Directions for this task — Your task is to copy every line of the entries that holds the word "Transmission".

Records supplied —
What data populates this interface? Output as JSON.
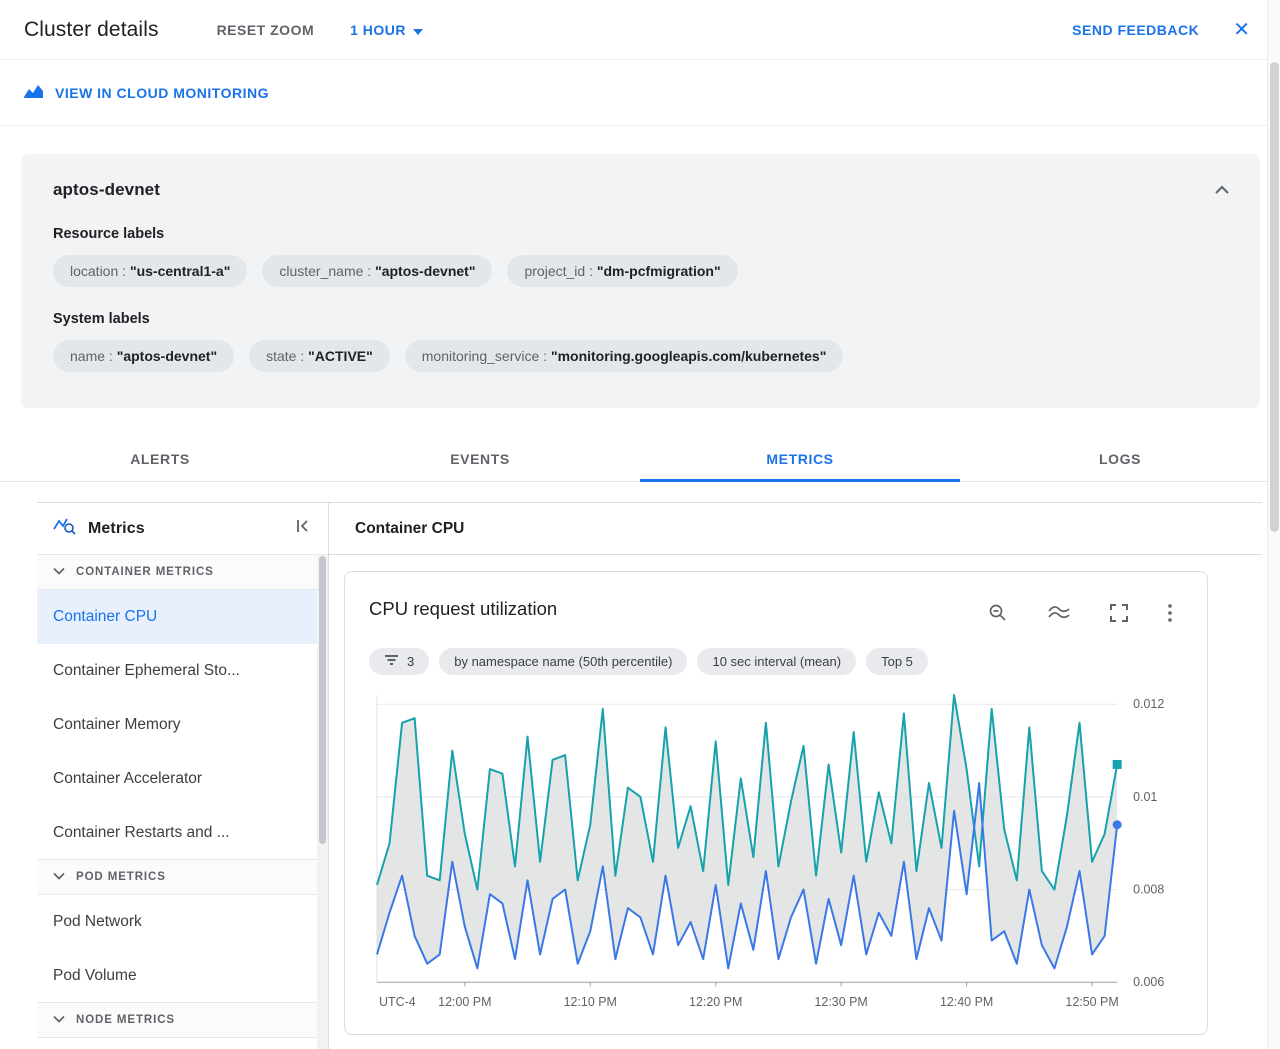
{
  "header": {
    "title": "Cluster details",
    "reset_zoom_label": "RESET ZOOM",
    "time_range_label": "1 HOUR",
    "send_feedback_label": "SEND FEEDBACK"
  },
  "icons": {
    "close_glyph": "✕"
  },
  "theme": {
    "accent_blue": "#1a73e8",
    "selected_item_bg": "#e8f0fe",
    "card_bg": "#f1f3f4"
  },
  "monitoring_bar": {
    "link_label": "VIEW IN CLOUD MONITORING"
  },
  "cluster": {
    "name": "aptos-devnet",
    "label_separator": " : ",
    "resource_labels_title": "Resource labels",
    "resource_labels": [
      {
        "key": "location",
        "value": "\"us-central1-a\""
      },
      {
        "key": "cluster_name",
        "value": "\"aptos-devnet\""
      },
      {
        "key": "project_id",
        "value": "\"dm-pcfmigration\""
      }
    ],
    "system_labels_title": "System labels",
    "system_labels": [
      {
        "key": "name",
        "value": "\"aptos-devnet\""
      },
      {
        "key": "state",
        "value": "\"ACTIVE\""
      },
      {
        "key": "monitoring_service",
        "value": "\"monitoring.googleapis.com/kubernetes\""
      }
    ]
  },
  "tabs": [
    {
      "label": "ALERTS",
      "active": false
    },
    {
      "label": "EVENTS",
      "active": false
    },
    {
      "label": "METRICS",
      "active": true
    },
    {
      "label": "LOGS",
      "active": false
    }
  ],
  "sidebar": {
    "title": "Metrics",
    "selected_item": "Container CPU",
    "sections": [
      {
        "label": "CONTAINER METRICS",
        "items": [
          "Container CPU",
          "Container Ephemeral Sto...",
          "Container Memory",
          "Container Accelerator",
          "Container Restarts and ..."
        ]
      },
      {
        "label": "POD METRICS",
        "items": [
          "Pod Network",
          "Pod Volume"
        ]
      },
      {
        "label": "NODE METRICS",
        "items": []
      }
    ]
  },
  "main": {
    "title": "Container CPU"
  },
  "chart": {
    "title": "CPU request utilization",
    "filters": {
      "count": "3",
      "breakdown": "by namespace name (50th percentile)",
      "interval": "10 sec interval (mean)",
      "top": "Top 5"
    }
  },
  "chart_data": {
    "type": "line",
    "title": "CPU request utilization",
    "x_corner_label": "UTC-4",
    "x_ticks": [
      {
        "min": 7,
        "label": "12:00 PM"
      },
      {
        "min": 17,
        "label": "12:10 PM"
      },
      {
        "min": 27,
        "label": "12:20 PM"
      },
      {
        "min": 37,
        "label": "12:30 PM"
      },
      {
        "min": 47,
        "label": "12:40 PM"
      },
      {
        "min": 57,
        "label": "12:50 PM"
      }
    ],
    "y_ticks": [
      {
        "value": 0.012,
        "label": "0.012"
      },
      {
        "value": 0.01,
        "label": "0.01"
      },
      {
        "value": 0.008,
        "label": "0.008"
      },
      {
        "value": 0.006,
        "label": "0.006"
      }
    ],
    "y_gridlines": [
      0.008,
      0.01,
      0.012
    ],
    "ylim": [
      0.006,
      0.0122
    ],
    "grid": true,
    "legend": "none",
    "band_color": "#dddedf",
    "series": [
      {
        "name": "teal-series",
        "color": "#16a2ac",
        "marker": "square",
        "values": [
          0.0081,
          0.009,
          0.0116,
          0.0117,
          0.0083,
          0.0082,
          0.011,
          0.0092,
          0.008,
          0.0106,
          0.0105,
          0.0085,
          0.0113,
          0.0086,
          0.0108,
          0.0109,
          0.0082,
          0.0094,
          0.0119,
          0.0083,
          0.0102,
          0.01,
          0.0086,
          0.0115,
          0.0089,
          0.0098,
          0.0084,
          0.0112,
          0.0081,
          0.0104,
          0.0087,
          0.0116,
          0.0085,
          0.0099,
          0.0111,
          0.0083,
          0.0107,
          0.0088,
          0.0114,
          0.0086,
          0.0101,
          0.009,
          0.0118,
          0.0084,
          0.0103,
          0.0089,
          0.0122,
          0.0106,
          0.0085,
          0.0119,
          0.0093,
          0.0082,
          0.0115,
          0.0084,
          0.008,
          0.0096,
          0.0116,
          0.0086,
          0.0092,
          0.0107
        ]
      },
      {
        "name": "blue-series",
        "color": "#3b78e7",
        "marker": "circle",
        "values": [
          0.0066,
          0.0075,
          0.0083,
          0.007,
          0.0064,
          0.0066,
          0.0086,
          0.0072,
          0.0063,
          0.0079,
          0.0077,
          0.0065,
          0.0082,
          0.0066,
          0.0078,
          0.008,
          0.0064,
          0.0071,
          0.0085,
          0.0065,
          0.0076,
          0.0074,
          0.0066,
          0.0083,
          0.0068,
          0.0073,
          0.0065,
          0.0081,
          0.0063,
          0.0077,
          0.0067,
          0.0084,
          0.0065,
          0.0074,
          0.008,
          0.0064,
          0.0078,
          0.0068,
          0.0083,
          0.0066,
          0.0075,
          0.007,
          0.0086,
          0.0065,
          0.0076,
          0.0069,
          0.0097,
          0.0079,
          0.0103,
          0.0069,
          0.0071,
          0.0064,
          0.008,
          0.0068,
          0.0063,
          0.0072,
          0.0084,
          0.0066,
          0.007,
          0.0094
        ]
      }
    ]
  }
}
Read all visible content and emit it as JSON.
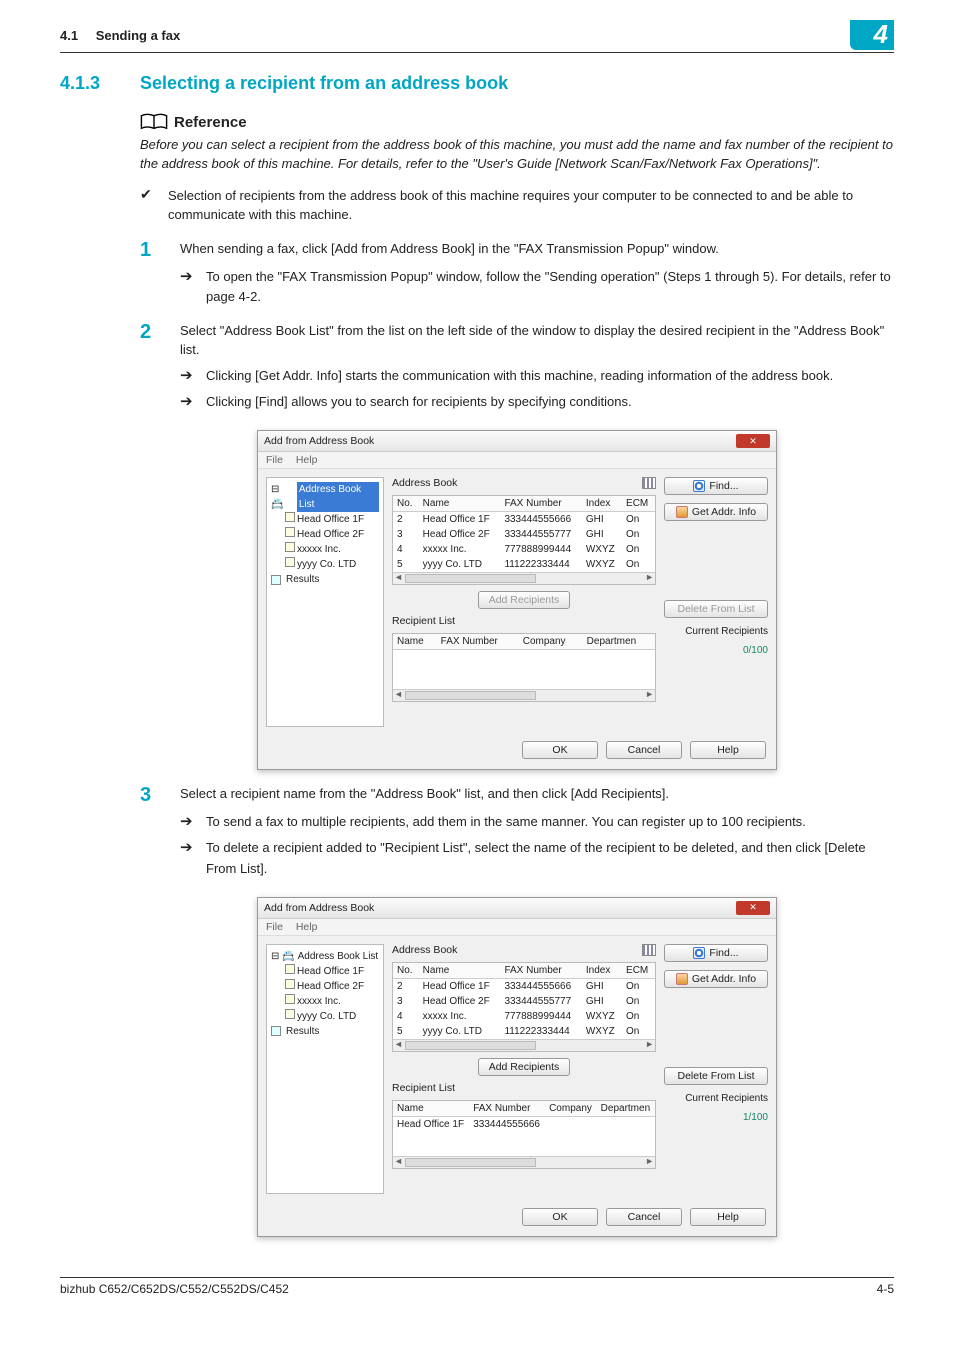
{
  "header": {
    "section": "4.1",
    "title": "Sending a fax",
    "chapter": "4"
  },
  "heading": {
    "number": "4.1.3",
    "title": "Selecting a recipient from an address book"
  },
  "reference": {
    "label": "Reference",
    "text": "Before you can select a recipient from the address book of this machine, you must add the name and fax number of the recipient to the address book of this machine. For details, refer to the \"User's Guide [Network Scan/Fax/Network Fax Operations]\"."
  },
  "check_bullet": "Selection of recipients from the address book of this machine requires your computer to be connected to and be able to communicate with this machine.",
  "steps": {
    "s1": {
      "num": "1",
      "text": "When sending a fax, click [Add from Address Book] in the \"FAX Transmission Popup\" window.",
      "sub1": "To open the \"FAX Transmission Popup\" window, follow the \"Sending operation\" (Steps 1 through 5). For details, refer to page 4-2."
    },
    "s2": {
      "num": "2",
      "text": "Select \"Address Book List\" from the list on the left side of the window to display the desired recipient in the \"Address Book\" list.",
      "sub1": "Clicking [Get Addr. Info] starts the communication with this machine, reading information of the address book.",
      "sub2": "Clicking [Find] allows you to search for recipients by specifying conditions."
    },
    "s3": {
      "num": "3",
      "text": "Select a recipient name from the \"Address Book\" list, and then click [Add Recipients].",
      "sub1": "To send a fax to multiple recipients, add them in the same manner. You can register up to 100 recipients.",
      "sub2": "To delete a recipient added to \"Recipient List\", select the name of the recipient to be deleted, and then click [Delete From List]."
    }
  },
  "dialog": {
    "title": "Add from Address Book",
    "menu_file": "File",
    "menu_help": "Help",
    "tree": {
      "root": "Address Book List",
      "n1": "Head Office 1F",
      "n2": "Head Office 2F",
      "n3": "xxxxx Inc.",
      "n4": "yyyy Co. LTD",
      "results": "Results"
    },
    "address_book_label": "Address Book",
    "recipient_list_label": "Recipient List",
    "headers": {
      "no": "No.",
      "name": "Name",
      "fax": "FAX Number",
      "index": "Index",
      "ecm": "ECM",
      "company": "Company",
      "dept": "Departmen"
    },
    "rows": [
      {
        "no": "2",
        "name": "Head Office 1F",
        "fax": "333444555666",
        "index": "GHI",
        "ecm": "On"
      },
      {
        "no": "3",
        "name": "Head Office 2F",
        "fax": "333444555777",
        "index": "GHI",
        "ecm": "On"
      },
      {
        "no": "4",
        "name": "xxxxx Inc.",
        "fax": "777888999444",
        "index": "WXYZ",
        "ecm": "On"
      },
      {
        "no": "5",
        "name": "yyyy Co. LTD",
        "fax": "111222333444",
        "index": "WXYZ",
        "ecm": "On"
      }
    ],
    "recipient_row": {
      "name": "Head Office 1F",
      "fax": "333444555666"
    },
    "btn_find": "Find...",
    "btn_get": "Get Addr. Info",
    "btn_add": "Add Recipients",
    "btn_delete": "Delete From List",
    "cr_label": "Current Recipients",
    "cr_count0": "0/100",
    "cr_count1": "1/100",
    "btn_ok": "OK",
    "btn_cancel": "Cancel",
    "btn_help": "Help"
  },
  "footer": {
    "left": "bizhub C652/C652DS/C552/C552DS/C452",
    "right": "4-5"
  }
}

Finished task —
      "text": "When sending a fax, click [Add from Address Book] in the \"FAX Transmission Popup\" window.",
      "sub1": "To open the \"FAX Transmission Popup\" window, follow the \"Sending operation\" (Steps 1 through 5). For details, refer to page 4-2."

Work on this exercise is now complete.